The Business Plan: A Must for Medical Practices

August 13, 2015
Rachel V. Rose, JD, MBA
Rachel V. Rose, JD, MBA

Rachel V. Rose, JD, MBA, advises clients on compliance and transactions in healthcare, cybersecurity, corporate and securities law, while representing plaintiffs in False Claims Act and Dodd-Frank whistleblower cases. She also teaches bioethics at Baylor College of Medicine in Houston. Rachel can be reached through her website, www.rvrose.com.

An acquisition that comes from a failed business plan is a signal to physicians that you have to continually reevaluate the practice

Recently, I came across an article in The State titled, Trends, finances drove Providence Hospital sale. While I was not surprised that a major health system, LifePoint Health of Brentwood, Tenn. made an offer for Providence Hospital in South Carolina, my interest was piqued because of the reason cited for the acquisition -“its failed 1990s business plan.” 

As I read more, I became grateful that I studied this scenario when getting my MBA at Vanderbilt, which included two minors -one in healthcare and one in entrepreneurship. The scenario at Providence Hospital was textbook. “Providence gambled then - and lost - that heart surgeries would keep pumping money into the Catholic hospital.”

Having a business plan is always a good start. The failure to update it, however, can lead to complacency. As the macro healthcare environment changes, the business plan must be updated to both reflect the current shifts and anticipate future shifts in the internal and external environment.

In essence, the business plan needs to be dynamic and reflect the elements of a strategic plan. “A strategic plan is primarily used for implementing and managing the strategic direction of an existing organization. A business plan is used to initially start a business, obtain funding, or direct operations.  The two plans cover different timeframes as well. According to one resource, a strategic plan generally covers a period between three years to more than five years, whereas a business plan is normally no more than one year. Hence, a strategic plan is a long-term roadmap and a business plan is utilized to execute the strategic plan on an annual basis.

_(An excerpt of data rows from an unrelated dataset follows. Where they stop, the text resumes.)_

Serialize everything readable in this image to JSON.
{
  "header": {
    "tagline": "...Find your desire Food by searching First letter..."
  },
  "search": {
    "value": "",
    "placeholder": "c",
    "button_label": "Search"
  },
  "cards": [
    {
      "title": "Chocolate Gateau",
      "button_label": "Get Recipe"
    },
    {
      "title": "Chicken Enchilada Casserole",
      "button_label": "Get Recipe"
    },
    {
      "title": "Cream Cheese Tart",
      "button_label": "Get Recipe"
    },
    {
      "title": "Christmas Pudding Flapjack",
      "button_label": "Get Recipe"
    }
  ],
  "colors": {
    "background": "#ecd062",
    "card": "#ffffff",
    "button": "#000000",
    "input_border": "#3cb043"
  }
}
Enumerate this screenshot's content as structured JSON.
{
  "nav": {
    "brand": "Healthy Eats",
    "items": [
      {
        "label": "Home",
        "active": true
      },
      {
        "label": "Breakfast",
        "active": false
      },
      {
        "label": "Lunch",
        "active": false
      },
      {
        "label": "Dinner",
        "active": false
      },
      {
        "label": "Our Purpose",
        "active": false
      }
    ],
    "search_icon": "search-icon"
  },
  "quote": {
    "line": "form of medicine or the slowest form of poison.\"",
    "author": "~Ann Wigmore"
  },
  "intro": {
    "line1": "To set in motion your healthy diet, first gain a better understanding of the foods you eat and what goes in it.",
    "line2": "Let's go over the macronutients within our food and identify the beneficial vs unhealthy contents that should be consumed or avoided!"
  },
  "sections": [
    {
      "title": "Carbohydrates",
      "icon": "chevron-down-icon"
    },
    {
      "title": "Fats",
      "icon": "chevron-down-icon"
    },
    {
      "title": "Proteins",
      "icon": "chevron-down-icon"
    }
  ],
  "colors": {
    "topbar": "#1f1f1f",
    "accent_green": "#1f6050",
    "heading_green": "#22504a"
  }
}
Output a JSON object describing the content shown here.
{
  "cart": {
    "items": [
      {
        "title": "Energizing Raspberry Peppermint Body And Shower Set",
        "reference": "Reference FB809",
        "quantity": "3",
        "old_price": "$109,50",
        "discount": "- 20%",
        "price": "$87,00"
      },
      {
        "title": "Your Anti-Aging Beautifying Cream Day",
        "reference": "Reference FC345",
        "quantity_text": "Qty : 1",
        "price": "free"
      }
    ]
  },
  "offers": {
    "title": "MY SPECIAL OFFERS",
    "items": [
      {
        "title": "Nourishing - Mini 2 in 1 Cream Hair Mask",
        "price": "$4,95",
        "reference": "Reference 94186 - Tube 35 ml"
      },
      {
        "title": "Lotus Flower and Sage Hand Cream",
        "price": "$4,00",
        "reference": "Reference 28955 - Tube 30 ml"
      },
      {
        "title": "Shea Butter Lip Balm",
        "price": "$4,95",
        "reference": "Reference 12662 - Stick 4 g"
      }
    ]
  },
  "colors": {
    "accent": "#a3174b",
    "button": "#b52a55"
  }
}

How can physicians benefit from a business plan and what should it include?

• Business plans force organizations to deal with changes in the overall environment. Its purpose is to mitigate the complacency, which Providence Hospital suffered from.

• It is crucial for financial planning and regulatory compliance. This can help physicians consider the changes in reimbursement, including ICD-10, as well as the expenses and potential liabilities associated with these changes.

• The key components of a business plan include: mission statement, description of products and services, market analysis, management team description, marketing, regulatory compliance and changes in the law, SWOT analysis, financial models, and a conclusion.

A business is plan is just a crucial to physicians as it is to hospitals. Failure to address various issues annually may lead you to the same fate as Providence Hospital, where options are limited. Being proactive and making an annual commitment to reevaluate the practice and the business plan can lead to a more fulfilling practice both financially and clinically.